There are a variety of reasons why the let declarations use a block to wrap up the initializations. As outlined above, it allows RSpec to simulate dynamic scoping of let variables.

It also provides lazy evaluation of the let variables. let initializations are evaluated only if you actually refer to the let variable—they’re lazy. If a particular example does not use a particular let variable, RSpec doesn’t waste time trying to initialize it.

However, consider what happens if an example calls vendor three times. As written above, we’d create a new Vendor each time. The assumption is that calling vendor returns the same object each time in one example, so we’d probably end up with failing specs.

We could memoize the result. You may have seen this pattern:

def vendor
  @vendor ||= Vendor.new(status: status)
end

The Vendor is memoized in the @vendor instance variable. Calling the method the first time computes the Vendor; calling it a second time returns the existing value.

However, this approach is less than optimal if the computation to initialize @vendor returns nil or any falsey value. As long as @vendor remains falsey, each call to vendor will trigger a re-evaluation of its initializing expression. We want to avoid that.

We could, instead, save the values in a cache:

def initialize
  @cache = {}
end
def vendor
  @cache.fetch(:vendor) { |k| @cache[k] = Vendor.create!(status: status) }
end

If :vendor is already in the cache, fetch will just return that value. If it is not in the cache, then fetch evaluates its block which evaluates the initialization, stores it in the cache, and returns the value.

RSpec does something pretty smart and separates out the “compute the value” from “cache the value” responsibilities. We end up with something more like this:

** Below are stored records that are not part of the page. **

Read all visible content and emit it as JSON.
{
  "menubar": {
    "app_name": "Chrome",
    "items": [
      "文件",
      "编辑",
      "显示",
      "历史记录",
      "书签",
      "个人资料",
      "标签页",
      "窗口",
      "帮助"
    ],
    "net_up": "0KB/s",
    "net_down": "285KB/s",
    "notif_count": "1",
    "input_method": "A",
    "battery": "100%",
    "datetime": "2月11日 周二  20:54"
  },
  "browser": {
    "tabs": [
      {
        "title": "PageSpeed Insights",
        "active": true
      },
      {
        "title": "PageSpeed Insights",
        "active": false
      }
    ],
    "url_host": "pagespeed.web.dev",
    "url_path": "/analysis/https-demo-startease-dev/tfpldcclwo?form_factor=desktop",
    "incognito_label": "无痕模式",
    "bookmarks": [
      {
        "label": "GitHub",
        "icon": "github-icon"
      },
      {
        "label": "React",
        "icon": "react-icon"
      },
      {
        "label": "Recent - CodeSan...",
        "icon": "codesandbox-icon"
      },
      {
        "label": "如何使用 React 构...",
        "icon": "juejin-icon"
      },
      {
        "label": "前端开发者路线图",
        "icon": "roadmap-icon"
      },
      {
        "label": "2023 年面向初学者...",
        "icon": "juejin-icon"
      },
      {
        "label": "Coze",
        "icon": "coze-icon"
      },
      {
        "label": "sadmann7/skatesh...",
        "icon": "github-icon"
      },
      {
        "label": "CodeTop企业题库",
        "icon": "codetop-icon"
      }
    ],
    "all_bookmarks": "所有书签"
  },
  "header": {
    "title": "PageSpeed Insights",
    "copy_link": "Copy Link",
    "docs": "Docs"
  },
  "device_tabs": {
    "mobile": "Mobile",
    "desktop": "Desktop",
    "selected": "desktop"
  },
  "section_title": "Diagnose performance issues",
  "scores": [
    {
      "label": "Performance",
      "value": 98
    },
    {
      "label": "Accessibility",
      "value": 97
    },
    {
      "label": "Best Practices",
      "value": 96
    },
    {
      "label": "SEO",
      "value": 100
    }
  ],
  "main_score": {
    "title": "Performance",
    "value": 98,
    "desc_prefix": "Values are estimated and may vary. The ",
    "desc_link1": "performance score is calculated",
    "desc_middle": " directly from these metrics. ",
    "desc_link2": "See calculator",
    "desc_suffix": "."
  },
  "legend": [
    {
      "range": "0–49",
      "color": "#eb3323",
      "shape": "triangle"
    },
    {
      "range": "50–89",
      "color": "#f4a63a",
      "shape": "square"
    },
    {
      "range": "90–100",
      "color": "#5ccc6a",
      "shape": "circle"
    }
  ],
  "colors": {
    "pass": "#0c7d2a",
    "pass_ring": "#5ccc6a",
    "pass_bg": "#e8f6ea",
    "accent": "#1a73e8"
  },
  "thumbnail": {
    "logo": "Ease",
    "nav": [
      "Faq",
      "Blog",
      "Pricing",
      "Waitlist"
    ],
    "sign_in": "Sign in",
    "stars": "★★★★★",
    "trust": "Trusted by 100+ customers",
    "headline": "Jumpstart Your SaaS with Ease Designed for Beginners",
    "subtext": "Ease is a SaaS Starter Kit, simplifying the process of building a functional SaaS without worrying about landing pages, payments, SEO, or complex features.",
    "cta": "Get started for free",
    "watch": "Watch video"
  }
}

class VendorDescribeDeclarations
  def status
    :ok
  end
  def vendor
    Vendor.new(status: status)
  end
end
class VendorDescribe < VendorDescribeDeclarations
  def initialize
    @cache = {}
  end
  def status
    @cache.fetch(:status) { |k| @cache[k] = super }
  end
  def vendor
    @cache.fetch(:vendor) { |k| @cache[k] = super }
  end
end

Notice the patterns that jump out for the let declarations. Strong, simple patterns like this means it’s much easier to metaprogram a solution1.

If we had examples in the top describe, they would be defined as methods in VendorDescribe, and they would get exactly the definitions of status and vendor that they need.

Each context is similar:

class BillableContext < VendorDescribe
end
class InDefaultContextDeclarations < BillableContext
  def status
    :in_default
  end
end
class InDefaultContext < InDefaultContextDeclarations
  def status
    @cache.fetch(:status) { |k| @cache[k] = super }
  end
  def it_is_not_billable
    expect(vendor).to_not be_billable
  end
end
c = InDefaultContext.new
c.it_is_not_billable  # PASSES!

Recap

RSpec’s solution to dynamic scope, lazy evaluation, and memoization is rather slick and surprisingly clean. One key to this is that dynamic scope is easily implemented with dynamic dispatch; the other key is that it can be hidden cleanly with metaprogramming.

I love the power dynamic scope gives me in my specs.

  1. You do not want to metaprogram the instance-variable solution above.